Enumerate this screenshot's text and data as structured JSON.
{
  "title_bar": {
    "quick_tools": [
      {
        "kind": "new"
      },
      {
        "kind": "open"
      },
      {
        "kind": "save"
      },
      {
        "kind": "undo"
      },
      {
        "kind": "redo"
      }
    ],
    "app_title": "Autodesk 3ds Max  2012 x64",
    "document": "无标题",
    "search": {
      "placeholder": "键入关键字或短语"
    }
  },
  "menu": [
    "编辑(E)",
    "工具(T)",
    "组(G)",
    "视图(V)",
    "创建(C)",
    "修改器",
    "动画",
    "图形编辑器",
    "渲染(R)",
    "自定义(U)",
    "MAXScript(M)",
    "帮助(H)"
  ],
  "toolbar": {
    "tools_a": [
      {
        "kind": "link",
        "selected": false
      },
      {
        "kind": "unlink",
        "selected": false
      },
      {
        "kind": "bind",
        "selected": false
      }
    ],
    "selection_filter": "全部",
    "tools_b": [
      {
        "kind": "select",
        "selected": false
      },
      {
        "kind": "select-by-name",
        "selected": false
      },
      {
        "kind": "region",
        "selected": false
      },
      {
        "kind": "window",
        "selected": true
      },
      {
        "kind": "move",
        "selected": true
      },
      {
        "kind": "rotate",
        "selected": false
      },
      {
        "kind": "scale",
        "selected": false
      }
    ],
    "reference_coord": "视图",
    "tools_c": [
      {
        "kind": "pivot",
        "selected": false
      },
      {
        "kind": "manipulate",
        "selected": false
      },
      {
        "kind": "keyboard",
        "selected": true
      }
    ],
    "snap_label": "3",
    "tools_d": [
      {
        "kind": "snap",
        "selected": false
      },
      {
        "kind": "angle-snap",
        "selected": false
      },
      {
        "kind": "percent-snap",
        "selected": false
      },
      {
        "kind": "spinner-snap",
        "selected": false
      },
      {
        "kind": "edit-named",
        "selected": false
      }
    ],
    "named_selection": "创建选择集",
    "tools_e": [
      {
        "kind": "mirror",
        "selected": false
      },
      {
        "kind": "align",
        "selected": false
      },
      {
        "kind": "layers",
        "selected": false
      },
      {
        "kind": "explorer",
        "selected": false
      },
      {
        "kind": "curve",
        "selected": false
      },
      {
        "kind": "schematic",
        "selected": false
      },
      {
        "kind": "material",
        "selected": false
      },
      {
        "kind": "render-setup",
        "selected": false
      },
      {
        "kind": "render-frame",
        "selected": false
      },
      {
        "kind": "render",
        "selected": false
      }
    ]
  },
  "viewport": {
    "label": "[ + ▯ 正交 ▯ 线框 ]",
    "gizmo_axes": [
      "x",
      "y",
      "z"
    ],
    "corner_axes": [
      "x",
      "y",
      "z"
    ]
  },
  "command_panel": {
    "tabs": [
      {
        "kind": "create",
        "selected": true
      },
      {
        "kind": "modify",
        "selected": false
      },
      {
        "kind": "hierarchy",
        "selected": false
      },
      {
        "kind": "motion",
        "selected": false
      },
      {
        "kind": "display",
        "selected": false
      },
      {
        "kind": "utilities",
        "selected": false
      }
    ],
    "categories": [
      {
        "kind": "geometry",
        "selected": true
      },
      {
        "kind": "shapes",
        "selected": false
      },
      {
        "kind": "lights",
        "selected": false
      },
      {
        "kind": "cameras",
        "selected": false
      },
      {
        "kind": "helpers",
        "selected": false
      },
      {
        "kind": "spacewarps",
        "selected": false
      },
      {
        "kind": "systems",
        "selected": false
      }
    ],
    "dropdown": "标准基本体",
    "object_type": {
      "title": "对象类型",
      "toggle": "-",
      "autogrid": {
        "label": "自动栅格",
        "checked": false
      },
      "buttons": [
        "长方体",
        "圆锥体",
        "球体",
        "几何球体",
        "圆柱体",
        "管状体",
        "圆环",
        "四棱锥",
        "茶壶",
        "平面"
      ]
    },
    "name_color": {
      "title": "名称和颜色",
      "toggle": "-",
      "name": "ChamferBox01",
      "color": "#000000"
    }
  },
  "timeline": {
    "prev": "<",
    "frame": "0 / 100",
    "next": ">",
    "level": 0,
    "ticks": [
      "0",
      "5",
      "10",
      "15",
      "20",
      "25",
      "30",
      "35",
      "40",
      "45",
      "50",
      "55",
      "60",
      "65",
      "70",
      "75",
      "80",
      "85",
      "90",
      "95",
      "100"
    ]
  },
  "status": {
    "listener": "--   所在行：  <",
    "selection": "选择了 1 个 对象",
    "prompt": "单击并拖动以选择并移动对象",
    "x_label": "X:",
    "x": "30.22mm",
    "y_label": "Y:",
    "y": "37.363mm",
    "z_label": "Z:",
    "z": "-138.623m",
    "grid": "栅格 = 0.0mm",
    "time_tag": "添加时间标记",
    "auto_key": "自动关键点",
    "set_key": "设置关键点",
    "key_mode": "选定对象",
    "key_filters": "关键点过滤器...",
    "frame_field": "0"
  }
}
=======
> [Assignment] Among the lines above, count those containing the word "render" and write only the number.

> [Task response] 3